I left the building, sent a text to my family and study buddies. One tear watered my right eye, but inside I cried hundreds of tears. Why again? Why can’t I pass this? Why??? I am not a dummy! I am not a dummy!!! If I felt this tired on 65th question, how in the world am I going to pass PPD and PDD that have 120 questions each? How??? I spent the rest of the day with my husband outside. Summer is almost gone, and lately I’ve been really craving some vitamin D. I desperately needed a break. Being outside of the ARE bubble, I decompressed a little bit. It didn’t take me very long to figure out why I failed this test. I did not fail because of lack of preparedness, I failed simply because of lack of rest.
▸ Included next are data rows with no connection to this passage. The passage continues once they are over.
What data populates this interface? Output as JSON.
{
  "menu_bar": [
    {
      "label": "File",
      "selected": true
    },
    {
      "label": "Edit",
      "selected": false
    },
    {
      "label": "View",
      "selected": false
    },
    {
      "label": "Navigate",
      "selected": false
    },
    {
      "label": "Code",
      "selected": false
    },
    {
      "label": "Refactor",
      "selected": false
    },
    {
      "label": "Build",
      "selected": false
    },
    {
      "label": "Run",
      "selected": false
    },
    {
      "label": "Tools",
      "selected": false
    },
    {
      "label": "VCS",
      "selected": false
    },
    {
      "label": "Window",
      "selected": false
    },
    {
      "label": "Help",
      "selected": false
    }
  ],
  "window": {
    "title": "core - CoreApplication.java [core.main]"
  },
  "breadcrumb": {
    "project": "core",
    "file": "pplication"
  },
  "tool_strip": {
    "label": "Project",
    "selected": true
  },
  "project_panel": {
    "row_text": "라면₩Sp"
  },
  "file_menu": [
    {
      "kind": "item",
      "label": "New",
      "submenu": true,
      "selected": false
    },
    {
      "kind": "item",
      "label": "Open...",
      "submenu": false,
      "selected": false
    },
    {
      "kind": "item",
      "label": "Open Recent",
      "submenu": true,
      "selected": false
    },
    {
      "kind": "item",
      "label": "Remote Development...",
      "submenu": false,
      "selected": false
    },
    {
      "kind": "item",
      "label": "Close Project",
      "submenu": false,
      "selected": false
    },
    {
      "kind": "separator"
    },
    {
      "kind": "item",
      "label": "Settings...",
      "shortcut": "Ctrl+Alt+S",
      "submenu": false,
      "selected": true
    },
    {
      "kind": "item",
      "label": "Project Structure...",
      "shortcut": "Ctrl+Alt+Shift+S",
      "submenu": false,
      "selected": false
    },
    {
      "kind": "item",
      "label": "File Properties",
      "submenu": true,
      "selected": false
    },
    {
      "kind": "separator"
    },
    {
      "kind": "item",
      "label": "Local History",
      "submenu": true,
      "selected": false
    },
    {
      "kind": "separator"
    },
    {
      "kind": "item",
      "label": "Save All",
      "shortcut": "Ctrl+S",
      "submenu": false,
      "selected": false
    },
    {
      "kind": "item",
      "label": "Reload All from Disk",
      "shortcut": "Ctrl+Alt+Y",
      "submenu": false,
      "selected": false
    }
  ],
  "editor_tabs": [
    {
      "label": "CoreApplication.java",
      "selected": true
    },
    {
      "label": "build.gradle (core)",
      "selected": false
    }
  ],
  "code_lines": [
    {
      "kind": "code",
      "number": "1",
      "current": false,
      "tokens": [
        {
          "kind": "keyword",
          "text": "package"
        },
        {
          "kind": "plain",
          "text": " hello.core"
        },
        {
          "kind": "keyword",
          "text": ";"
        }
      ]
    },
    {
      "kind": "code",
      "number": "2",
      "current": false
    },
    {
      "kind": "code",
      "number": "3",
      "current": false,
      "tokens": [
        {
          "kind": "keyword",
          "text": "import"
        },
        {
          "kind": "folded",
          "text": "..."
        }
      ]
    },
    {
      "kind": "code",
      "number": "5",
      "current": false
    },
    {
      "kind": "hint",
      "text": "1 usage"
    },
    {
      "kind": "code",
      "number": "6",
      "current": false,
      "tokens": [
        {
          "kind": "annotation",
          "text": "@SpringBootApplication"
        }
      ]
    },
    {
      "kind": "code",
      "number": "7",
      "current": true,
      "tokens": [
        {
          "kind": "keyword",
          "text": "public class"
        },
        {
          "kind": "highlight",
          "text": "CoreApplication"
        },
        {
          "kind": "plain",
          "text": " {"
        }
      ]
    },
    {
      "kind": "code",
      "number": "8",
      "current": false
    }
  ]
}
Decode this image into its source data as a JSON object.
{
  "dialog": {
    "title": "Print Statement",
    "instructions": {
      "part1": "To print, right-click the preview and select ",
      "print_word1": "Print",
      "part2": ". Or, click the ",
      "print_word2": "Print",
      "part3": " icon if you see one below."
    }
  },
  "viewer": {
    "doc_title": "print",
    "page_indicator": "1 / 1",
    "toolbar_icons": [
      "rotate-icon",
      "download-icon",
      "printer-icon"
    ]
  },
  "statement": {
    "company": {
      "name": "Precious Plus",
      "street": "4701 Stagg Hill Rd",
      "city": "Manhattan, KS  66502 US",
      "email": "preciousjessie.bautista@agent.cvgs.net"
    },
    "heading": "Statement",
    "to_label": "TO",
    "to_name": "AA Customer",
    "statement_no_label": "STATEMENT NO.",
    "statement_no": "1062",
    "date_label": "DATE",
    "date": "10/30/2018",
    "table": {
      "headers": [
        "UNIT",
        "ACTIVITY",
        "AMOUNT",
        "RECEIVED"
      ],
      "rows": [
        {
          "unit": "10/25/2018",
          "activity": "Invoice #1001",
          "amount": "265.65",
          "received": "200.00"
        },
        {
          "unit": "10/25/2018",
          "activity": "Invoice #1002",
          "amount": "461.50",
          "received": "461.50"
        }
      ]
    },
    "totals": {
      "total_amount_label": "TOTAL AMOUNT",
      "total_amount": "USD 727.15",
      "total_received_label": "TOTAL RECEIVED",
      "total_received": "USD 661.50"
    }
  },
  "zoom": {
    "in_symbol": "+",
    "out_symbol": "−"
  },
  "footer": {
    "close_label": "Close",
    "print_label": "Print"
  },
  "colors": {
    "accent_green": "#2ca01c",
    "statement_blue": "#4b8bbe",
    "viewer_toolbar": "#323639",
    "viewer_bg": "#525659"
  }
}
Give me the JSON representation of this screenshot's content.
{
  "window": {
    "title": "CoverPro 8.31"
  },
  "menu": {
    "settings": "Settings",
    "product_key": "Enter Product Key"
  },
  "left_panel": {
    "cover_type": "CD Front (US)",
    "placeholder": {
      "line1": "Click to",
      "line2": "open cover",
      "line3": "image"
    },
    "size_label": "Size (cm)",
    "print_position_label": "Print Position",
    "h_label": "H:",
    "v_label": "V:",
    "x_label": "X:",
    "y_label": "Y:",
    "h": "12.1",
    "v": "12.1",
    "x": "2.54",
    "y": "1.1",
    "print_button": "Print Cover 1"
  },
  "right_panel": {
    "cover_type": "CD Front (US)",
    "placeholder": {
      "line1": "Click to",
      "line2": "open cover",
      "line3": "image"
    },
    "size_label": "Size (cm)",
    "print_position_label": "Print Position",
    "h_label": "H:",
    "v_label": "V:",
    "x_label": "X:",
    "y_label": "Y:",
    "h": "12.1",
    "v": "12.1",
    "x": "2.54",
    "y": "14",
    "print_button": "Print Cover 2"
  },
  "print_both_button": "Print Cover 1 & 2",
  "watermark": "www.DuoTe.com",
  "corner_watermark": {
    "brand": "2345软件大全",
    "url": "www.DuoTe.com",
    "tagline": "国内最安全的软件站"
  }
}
I fell into the familiar trap of thinking “If I am busy, that means I am productive, I am good.” As you can see from my example, being busy busy busy is bad bad bad. It screws you up.
I took my old advice to perceive a fail as an opportunity. It indeed is an opportunity! In my case, I will make damn sure that I am very well rested going into PPD and PDD after I pass PA next time. If I fail them, it’s not going to be because of lack of rest. Those are big fish, and I need to be ready for them. Both in terms of having the knowledge, and being fresh and well rested. I got to know more about myself. I really needed to take some rest before the test. What worked for previous tests, didn’t work this time. PA is just a different beast. This fail is a learning opportunity to take a moment to breathe, to cherish all the small things, and recognize that everything is going to be great as long as I have my dear ones around me. I am taking a couple of days off and then I am going back to studying… mindfully.